How to complete this task:
Copy each record exactly and skip its pictures.

=== Begin Enclosure ===

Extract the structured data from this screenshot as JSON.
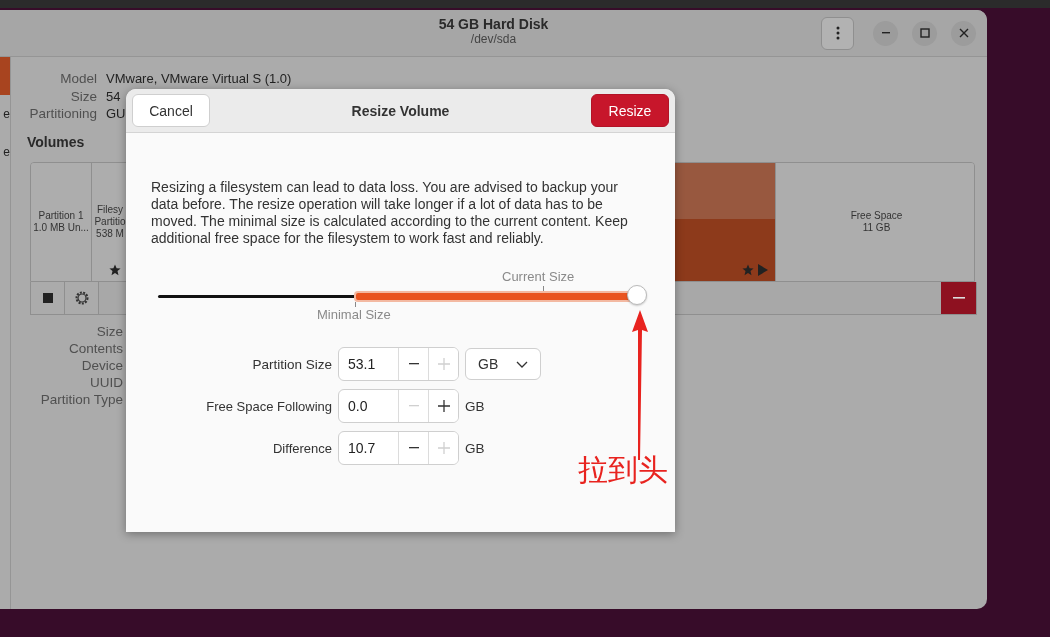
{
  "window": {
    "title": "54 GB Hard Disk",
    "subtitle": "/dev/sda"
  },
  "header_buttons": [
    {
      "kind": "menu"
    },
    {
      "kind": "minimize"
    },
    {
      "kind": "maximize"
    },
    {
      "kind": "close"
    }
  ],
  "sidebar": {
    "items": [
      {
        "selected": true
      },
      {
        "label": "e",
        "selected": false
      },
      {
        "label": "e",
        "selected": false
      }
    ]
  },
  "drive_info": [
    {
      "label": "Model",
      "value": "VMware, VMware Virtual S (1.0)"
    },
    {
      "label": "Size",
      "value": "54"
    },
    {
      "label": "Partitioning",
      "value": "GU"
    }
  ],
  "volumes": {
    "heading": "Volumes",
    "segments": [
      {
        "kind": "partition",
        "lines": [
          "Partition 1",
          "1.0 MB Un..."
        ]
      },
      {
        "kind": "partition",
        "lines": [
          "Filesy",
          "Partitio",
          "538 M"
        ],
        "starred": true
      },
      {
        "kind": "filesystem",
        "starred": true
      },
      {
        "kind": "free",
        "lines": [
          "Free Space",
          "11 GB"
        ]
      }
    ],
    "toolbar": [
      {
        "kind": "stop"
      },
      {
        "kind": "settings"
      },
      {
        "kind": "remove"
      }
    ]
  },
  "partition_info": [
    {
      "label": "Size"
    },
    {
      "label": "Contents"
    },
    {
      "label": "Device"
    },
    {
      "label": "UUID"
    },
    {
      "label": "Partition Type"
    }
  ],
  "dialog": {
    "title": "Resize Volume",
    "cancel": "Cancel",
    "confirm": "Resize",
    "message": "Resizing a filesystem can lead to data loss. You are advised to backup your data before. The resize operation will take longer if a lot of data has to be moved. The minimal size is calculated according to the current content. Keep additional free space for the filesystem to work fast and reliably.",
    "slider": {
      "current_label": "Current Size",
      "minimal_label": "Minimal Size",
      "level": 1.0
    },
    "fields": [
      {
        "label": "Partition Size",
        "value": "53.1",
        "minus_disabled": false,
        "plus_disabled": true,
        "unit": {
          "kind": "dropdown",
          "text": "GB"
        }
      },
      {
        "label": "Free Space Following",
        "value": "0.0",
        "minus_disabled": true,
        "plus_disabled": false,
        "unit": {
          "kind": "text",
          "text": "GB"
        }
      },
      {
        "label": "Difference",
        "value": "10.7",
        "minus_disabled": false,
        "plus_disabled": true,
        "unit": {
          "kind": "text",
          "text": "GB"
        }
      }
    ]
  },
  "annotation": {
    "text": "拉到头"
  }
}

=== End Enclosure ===

Answer to the problem:
Extract the structured data from this screenshot as JSON.
{
  "window": {
    "title": "54 GB Hard Disk",
    "subtitle": "/dev/sda"
  },
  "header_buttons": [
    {
      "kind": "menu"
    },
    {
      "kind": "minimize"
    },
    {
      "kind": "maximize"
    },
    {
      "kind": "close"
    }
  ],
  "sidebar": {
    "items": [
      {
        "selected": true
      },
      {
        "label": "e",
        "selected": false
      },
      {
        "label": "e",
        "selected": false
      }
    ]
  },
  "drive_info": [
    {
      "label": "Model",
      "value": "VMware, VMware Virtual S (1.0)"
    },
    {
      "label": "Size",
      "value": "54"
    },
    {
      "label": "Partitioning",
      "value": "GU"
    }
  ],
  "volumes": {
    "heading": "Volumes",
    "segments": [
      {
        "kind": "partition",
        "lines": [
          "Partition 1",
          "1.0 MB Un..."
        ]
      },
      {
        "kind": "partition",
        "lines": [
          "Filesy",
          "Partitio",
          "538 M"
        ],
        "starred": true
      },
      {
        "kind": "filesystem",
        "starred": true
      },
      {
        "kind": "free",
        "lines": [
          "Free Space",
          "11 GB"
        ]
      }
    ],
    "toolbar": [
      {
        "kind": "stop"
      },
      {
        "kind": "settings"
      },
      {
        "kind": "remove"
      }
    ]
  },
  "partition_info": [
    {
      "label": "Size"
    },
    {
      "label": "Contents"
    },
    {
      "label": "Device"
    },
    {
      "label": "UUID"
    },
    {
      "label": "Partition Type"
    }
  ],
  "dialog": {
    "title": "Resize Volume",
    "cancel": "Cancel",
    "confirm": "Resize",
    "message": "Resizing a filesystem can lead to data loss. You are advised to backup your data before. The resize operation will take longer if a lot of data has to be moved. The minimal size is calculated according to the current content. Keep additional free space for the filesystem to work fast and reliably.",
    "slider": {
      "current_label": "Current Size",
      "minimal_label": "Minimal Size",
      "level": 1.0
    },
    "fields": [
      {
        "label": "Partition Size",
        "value": "53.1",
        "minus_disabled": false,
        "plus_disabled": true,
        "unit": {
          "kind": "dropdown",
          "text": "GB"
        }
      },
      {
        "label": "Free Space Following",
        "value": "0.0",
        "minus_disabled": true,
        "plus_disabled": false,
        "unit": {
          "kind": "text",
          "text": "GB"
        }
      },
      {
        "label": "Difference",
        "value": "10.7",
        "minus_disabled": false,
        "plus_disabled": true,
        "unit": {
          "kind": "text",
          "text": "GB"
        }
      }
    ]
  },
  "annotation": {
    "text": "拉到头"
  }
}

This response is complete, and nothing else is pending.